[Exercise materials Boundary: Start]

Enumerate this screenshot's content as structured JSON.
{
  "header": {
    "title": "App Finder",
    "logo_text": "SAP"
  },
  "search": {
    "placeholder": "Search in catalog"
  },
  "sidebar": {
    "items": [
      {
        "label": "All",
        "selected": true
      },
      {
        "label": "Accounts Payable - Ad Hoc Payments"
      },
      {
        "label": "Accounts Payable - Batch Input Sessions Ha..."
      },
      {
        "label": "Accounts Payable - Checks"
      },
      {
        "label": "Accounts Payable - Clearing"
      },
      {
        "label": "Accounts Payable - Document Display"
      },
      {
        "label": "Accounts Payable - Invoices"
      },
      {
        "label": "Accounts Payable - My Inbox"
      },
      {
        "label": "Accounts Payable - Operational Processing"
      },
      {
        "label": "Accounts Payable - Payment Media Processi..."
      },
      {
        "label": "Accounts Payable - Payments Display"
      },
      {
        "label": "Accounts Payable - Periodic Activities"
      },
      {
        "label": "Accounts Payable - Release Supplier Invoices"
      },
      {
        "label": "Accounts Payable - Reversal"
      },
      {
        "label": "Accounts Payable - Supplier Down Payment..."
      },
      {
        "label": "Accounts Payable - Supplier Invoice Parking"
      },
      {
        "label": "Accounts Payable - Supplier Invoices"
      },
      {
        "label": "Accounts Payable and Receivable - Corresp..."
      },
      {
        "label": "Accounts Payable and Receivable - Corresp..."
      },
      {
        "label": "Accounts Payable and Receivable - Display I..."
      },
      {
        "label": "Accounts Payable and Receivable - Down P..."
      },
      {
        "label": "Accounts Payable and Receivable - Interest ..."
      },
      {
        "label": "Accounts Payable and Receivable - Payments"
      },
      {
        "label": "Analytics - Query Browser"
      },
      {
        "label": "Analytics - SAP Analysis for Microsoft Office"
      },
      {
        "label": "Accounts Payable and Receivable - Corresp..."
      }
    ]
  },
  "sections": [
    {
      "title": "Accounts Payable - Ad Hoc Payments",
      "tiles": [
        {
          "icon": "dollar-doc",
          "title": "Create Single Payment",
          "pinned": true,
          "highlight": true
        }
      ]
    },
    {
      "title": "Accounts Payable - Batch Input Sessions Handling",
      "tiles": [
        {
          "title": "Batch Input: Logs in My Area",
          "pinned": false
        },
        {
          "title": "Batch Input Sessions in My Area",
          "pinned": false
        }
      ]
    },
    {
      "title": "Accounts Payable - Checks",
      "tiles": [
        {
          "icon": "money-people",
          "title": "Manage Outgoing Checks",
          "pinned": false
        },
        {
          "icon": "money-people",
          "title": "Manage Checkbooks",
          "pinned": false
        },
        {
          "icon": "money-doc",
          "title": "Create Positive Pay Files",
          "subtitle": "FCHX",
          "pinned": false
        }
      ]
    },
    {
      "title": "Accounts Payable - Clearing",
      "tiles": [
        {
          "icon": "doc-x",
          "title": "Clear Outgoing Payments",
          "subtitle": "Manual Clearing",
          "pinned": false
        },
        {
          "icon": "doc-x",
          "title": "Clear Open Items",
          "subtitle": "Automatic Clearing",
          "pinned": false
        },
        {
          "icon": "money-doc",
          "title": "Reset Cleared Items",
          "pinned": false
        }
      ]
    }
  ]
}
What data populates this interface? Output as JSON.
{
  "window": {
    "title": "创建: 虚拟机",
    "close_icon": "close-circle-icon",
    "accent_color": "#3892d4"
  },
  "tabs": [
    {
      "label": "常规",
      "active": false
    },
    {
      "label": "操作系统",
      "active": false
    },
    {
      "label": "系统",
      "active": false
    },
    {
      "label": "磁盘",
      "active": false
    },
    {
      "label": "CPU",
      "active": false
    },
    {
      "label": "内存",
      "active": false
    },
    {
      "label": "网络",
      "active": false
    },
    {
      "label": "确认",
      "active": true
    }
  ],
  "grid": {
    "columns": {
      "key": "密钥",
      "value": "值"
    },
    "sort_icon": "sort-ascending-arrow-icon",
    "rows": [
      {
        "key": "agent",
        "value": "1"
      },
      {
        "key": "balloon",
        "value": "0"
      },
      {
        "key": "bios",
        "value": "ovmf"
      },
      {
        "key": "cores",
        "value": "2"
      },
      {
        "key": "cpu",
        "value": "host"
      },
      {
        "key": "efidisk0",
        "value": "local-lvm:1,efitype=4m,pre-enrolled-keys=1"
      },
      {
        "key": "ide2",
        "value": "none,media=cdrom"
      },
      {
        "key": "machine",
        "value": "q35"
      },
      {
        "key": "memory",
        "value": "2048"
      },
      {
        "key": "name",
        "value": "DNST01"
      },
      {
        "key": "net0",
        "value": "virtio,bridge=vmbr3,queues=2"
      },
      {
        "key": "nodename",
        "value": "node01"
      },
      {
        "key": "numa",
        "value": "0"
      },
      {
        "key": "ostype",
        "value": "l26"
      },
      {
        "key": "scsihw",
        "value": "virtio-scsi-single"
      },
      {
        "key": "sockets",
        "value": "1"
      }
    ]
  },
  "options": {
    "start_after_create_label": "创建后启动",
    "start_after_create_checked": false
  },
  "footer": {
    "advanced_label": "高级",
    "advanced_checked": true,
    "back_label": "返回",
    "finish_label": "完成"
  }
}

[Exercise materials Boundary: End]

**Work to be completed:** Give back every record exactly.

**Exercise answer:**
Enumerate this screenshot's content as structured JSON.
{
  "header": {
    "title": "App Finder",
    "logo_text": "SAP"
  },
  "search": {
    "placeholder": "Search in catalog"
  },
  "sidebar": {
    "items": [
      {
        "label": "All",
        "selected": true
      },
      {
        "label": "Accounts Payable - Ad Hoc Payments"
      },
      {
        "label": "Accounts Payable - Batch Input Sessions Ha..."
      },
      {
        "label": "Accounts Payable - Checks"
      },
      {
        "label": "Accounts Payable - Clearing"
      },
      {
        "label": "Accounts Payable - Document Display"
      },
      {
        "label": "Accounts Payable - Invoices"
      },
      {
        "label": "Accounts Payable - My Inbox"
      },
      {
        "label": "Accounts Payable - Operational Processing"
      },
      {
        "label": "Accounts Payable - Payment Media Processi..."
      },
      {
        "label": "Accounts Payable - Payments Display"
      },
      {
        "label": "Accounts Payable - Periodic Activities"
      },
      {
        "label": "Accounts Payable - Release Supplier Invoices"
      },
      {
        "label": "Accounts Payable - Reversal"
      },
      {
        "label": "Accounts Payable - Supplier Down Payment..."
      },
      {
        "label": "Accounts Payable - Supplier Invoice Parking"
      },
      {
        "label": "Accounts Payable - Supplier Invoices"
      },
      {
        "label": "Accounts Payable and Receivable - Corresp..."
      },
      {
        "label": "Accounts Payable and Receivable - Corresp..."
      },
      {
        "label": "Accounts Payable and Receivable - Display I..."
      },
      {
        "label": "Accounts Payable and Receivable - Down P..."
      },
      {
        "label": "Accounts Payable and Receivable - Interest ..."
      },
      {
        "label": "Accounts Payable and Receivable - Payments"
      },
      {
        "label": "Analytics - Query Browser"
      },
      {
        "label": "Analytics - SAP Analysis for Microsoft Office"
      },
      {
        "label": "Accounts Payable and Receivable - Corresp..."
      }
    ]
  },
  "sections": [
    {
      "title": "Accounts Payable - Ad Hoc Payments",
      "tiles": [
        {
          "icon": "dollar-doc",
          "title": "Create Single Payment",
          "pinned": true,
          "highlight": true
        }
      ]
    },
    {
      "title": "Accounts Payable - Batch Input Sessions Handling",
      "tiles": [
        {
          "title": "Batch Input: Logs in My Area",
          "pinned": false
        },
        {
          "title": "Batch Input Sessions in My Area",
          "pinned": false
        }
      ]
    },
    {
      "title": "Accounts Payable - Checks",
      "tiles": [
        {
          "icon": "money-people",
          "title": "Manage Outgoing Checks",
          "pinned": false
        },
        {
          "icon": "money-people",
          "title": "Manage Checkbooks",
          "pinned": false
        },
        {
          "icon": "money-doc",
          "title": "Create Positive Pay Files",
          "subtitle": "FCHX",
          "pinned": false
        }
      ]
    },
    {
      "title": "Accounts Payable - Clearing",
      "tiles": [
        {
          "icon": "doc-x",
          "title": "Clear Outgoing Payments",
          "subtitle": "Manual Clearing",
          "pinned": false
        },
        {
          "icon": "doc-x",
          "title": "Clear Open Items",
          "subtitle": "Automatic Clearing",
          "pinned": false
        },
        {
          "icon": "money-doc",
          "title": "Reset Cleared Items",
          "pinned": false
        }
      ]
    }
  ]
}
What data populates this interface? Output as JSON.
{
  "window": {
    "title": "创建: 虚拟机",
    "close_icon": "close-circle-icon",
    "accent_color": "#3892d4"
  },
  "tabs": [
    {
      "label": "常规",
      "active": false
    },
    {
      "label": "操作系统",
      "active": false
    },
    {
      "label": "系统",
      "active": false
    },
    {
      "label": "磁盘",
      "active": false
    },
    {
      "label": "CPU",
      "active": false
    },
    {
      "label": "内存",
      "active": false
    },
    {
      "label": "网络",
      "active": false
    },
    {
      "label": "确认",
      "active": true
    }
  ],
  "grid": {
    "columns": {
      "key": "密钥",
      "value": "值"
    },
    "sort_icon": "sort-ascending-arrow-icon",
    "rows": [
      {
        "key": "agent",
        "value": "1"
      },
      {
        "key": "balloon",
        "value": "0"
      },
      {
        "key": "bios",
        "value": "ovmf"
      },
      {
        "key": "cores",
        "value": "2"
      },
      {
        "key": "cpu",
        "value": "host"
      },
      {
        "key": "efidisk0",
        "value": "local-lvm:1,efitype=4m,pre-enrolled-keys=1"
      },
      {
        "key": "ide2",
        "value": "none,media=cdrom"
      },
      {
        "key": "machine",
        "value": "q35"
      },
      {
        "key": "memory",
        "value": "2048"
      },
      {
        "key": "name",
        "value": "DNST01"
      },
      {
        "key": "net0",
        "value": "virtio,bridge=vmbr3,queues=2"
      },
      {
        "key": "nodename",
        "value": "node01"
      },
      {
        "key": "numa",
        "value": "0"
      },
      {
        "key": "ostype",
        "value": "l26"
      },
      {
        "key": "scsihw",
        "value": "virtio-scsi-single"
      },
      {
        "key": "sockets",
        "value": "1"
      }
    ]
  },
  "options": {
    "start_after_create_label": "创建后启动",
    "start_after_create_checked": false
  },
  "footer": {
    "advanced_label": "高级",
    "advanced_checked": true,
    "back_label": "返回",
    "finish_label": "完成"
  }
}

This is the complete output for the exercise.